    Commented Nov 23, 2014 at 23:13
  • 2
    maybe my questions and the answers are interesting for you: parenting.stackexchange.com/q/9186/1092 and parenting.stackexchange.com/q/16591/1092 ; you do not tell us, if you already contacted a doctor because of this issue.
    – BBM
    Commented Nov 25, 2014 at 0:28
  • 1
    Making her change her own sheets is a bad idea (in my opinion). It smacks of punishment for something she has no control over. She can help, but this isn't her problem, it's a family problem you all have to deal with. Be matter-of-fact, entirely non-judgmental, throw in some humor if you can, but help her, and make sure she knows you're with her, not against her.
    – Marc
    Commented Nov 25, 2014 at 18:25

4 Answers 4


Bed wetting, even at 7 years old, is common. About 1 in 40 children at that age wet the bed. Children usually grow out of it.

Stop waking her in the night. That doesn't help.

Make sure she is drinking plenty in the day time. This will help her train her bladder. She should reduce the amount she drinks in the evenings. Make going to the loo last thing at night part of her bed-time routine.

Buy an alarm that wakes her up when she wets the bed.

She's over 5, and you are finding the bed wetting distressing, so you can go and get medical advice. This will involve checking for other problems (constipation is often associated with bedwetting). Then you'll be asked to try some self-help techniques; then you'll try a bed-wetting alarm; and finally they might suggest medication.

It's useful to get medical advice to rule out underlying illness.


  • 4
    "Stop waking her in the night. That doesn't help." What do you mean? If we don't wake her, the bed will definitely be soaked. Waking her helps to keep the bed dry. Are you saying it's not helping in the long run? Commented Nov 20, 2014 at 23:12
  • 1
    @koveras - it doesn't help in the long term. It is covered in the link I posted.
    – DanBeale
    Commented Nov 21, 2014 at 17:41
  • 4
    Fun fact, bed wetters are more common than redheads!
    – user11394
    Commented Nov 23, 2014 at 23:14
  • 3
    I do agree with the "drink plenty during daytime". One of my kids had the same problem and after we protocoled what goes in and out, it turned out the child drank 60% of her daily liquids after 5pm. Changing this habit (with the help of the teacher, BTW) helped a lot.
    – sbi
    Commented Nov 28, 2014 at 9:33
  • 1
    @sbi - waking the child at night so they go to the loo does not help them to learn the signal of a full bladder and to wake themselves.
    – DanBeale
    Commented Jan 14, 2015 at 22:10

My wife is the school nurse at an outdoor school (sixth grade camp) and this problem is very common among the sixth graders (10-11 year olds) she sees.
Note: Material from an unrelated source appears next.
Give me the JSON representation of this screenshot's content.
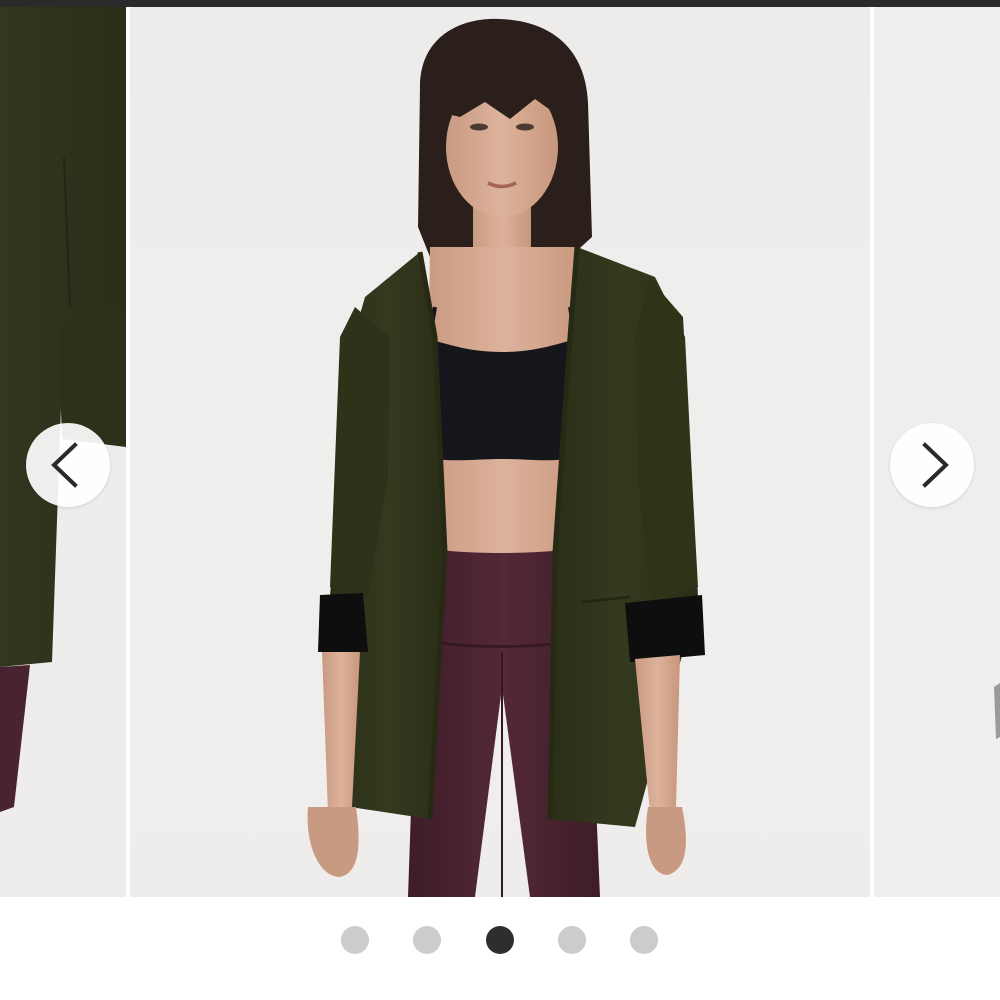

They've developed procedures so these kids can attend successfully without the other kids knowing.

As annoying as this is, it will pass. Adding shame, even unintentionally, will help nothing and hurt a lot.


My son was a bed wetter until he was 8 and his father and I split. I mean it stopped as soon as he left. Maybe stress?

  • 2
    While stress can definitely be a cause of intermittent bed-wetting, it's not the most common cause of primary enuresis, which has heavy genetic and hormonal components. Commented Nov 25, 2014 at 10:34
  • 1
    For me it was 7, and also stopped immediately when father left. The fights and arguments are unsettling. Never happened again. Parents love to come up with medical explanations for the severity of their own problems. That's much easier than learning to keep your word. You know. Till death. Like your bladder. Till morning.
    – paIncrease
    Commented Nov 29, 2014 at 8:39

It really should pass, however I know that the addition of shame can prolong and even make the issue worse. Waking her up with break up her sleep and make her more tired.

My experience is that bedwetting is best solved with rewards and celebration of success. Ultimately if it continues to 10+years old there may be trauma that is contributing to the problem.

You know your daughter is amazing. Yes, she is late going through the night dry, but it's not the end of the world. Manage it as best you can as it will pass and above all take the pressure off; she'll have enough of that from people at school.

You must log in to answer this question.

Not the answer you're looking for? Browse other questions tagged .